Prayer Waves 4: Perseverance in Prayer
‘Then He spoke a parable to them, that men always ought to pray and not lose heart…’
So Luke tells us at what is now for us the beginning of the 18th chapter of his Gospel account. Jesus tells His disciples a parable about a persistent widow, who was due justice, and so did not give up coming to this somewhat curmudgeonous and unfriendly judge depicted in the parable. I think if I’d had him as a judge I might have not bothered! But she persists and so the judge, miserly as he is, must give her justice, otherwise she’ll end up driving him up the wall!
Now, Jesus says, if this unjust judge gave her what was due, how much more shall God ‘avenge His own elect who cry out day and night to Him’? (Luke 18:7).
The message of the parable is clear. When it comes to prayer (and as I have explored before on this blog, the topic is seen to be hot among the disciples in Luke’s Gospel), if you’re going to really go for it, you’re going to need to know how to persist and persevere.
Another interesting parable on this subject actually earlier in Luke, sheds further light.
‘Which of you shall have a friend, and go to him at midnight and say to him, “Friend, lend me three loaves; for a friend of mine has come to me on his journey, and I have nothing to set before him”; and he will answer from within and say, “Do not trouble me; the door is now shut, and my children are with me in bed; I cannot rise and give to you”? I say to you, thought he will not rise and give him because he is his friend, yet because of his persistence he will rise and give him as many as he needs.’ (Luke 11:5-8, emphasis mine.)
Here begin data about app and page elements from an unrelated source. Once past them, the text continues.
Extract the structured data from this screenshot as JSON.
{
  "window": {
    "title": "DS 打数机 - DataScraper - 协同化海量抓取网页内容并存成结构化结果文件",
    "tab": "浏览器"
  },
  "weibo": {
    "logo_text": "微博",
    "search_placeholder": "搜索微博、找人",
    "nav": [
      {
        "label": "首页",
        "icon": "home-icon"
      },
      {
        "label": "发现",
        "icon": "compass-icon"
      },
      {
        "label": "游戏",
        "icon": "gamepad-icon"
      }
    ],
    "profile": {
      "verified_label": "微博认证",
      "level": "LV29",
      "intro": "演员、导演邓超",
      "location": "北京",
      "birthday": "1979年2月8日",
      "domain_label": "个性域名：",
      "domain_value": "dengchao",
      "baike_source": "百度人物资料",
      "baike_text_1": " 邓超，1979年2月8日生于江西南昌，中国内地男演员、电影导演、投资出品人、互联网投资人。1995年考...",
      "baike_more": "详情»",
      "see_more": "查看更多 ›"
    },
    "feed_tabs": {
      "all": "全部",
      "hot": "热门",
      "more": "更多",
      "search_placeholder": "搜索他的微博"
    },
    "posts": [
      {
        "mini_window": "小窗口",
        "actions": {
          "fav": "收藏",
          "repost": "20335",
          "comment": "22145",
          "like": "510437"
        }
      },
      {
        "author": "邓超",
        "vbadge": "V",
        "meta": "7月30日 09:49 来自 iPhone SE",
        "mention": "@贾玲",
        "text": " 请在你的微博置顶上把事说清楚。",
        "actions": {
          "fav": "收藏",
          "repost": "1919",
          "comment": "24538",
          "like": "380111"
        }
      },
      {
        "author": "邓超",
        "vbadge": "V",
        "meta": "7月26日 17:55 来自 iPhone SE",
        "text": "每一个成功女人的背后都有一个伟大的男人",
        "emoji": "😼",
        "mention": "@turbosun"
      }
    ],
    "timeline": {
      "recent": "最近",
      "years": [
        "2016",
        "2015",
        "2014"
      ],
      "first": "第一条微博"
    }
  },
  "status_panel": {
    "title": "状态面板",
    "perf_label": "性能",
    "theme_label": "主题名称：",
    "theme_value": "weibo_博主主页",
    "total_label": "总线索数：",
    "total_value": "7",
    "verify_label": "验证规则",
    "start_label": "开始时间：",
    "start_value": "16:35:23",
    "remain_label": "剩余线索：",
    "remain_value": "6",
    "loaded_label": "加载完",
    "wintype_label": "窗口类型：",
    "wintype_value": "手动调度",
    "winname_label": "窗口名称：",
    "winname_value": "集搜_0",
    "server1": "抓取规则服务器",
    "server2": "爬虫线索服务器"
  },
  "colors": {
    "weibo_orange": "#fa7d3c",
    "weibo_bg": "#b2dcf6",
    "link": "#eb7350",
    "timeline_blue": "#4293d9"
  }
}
There is a striking and again, clear message to this parable. To those of us who love to know and remember that God calls us His friends (John 15:15), the sobering truth nonetheless remains: there are some things that can only come by persistence. Even when we are God’s friends, and His sons and daughters, and anything else, there is something about this life of prayer that will always require persistence. Perhaps we don’t fully understand why now. But one thing I do know, is that when I do persist in prayer, it does me a whole lot of good, and carries of course the great benefit of having spent much time with God! Sometimes a journey is as much about the road, about both the pitfalls and the springs along the way, as it is about the goal. In fact, perhaps most of the time it is.
I know that one prayer request I had recently, I held for more than four years, before I really began to see dramatic breakthrough in that area. There was a specific person I prayed for, and at times during those four years I thought there was little hope left, and not much point in praying. But I’d heard the stories, I’d read the words of Jesus, and something of grace in my spirit knew that I should keep going. Sometimes it was really difficult to get the words out, because there was very little in me that wanted to keep praying them, when in the natural I was seeing no hope.
But I can testify now that throughout last year dramatic breakthrough began occurring with this person. In many wonderful and significant ways their life became transformed and today looks utterly different and much more wonderful, and I am so thankful to God for it.
Of course, not all prayers have to be pursued for years. Last year when I prayed with a particular friend about things, we kept seeing near-instant breakthroughs and answers to those prayers! But now we’ve come to a phase where we’re carrying prayers which have taken longer – indeed, aren’t answered yet. And so once again we remember that we have come to a place where we have to persist. I’ve learnt the lesson from the Scripture, from church history, and from my own experience, and so now I am more equipped to press on. It’s a challenge sometimes, still. But be encouraged: good things really do come to those who wait!
Indeed, there are many Scriptures, especially in the Psalms, that speak about the blessing of waiting on the Lord. I didn’t always understand these because, I had a shallow understanding of what ‘waiting on the Lord’ might be. But through experience, and through learning to pray, I have come to understand now why so many Psalmists and writers exhorted the people of God to ‘wait upon the Lord’.
Among the testimonies of those who persevered in prayer, one that stands out is the story of Rees Howells, a Welsh intercessor who was swept up in the Welsh Revival of 1904-5, and continued in his intercessory ministry right through the second world war until his death in 1950. His biography, Intercessor by Norman Grubb recounts many stories of his various breakthroughs in prayer, many of which took years to accomplish, some requiring the greatest patience when seemingly nothing was happening in the natural.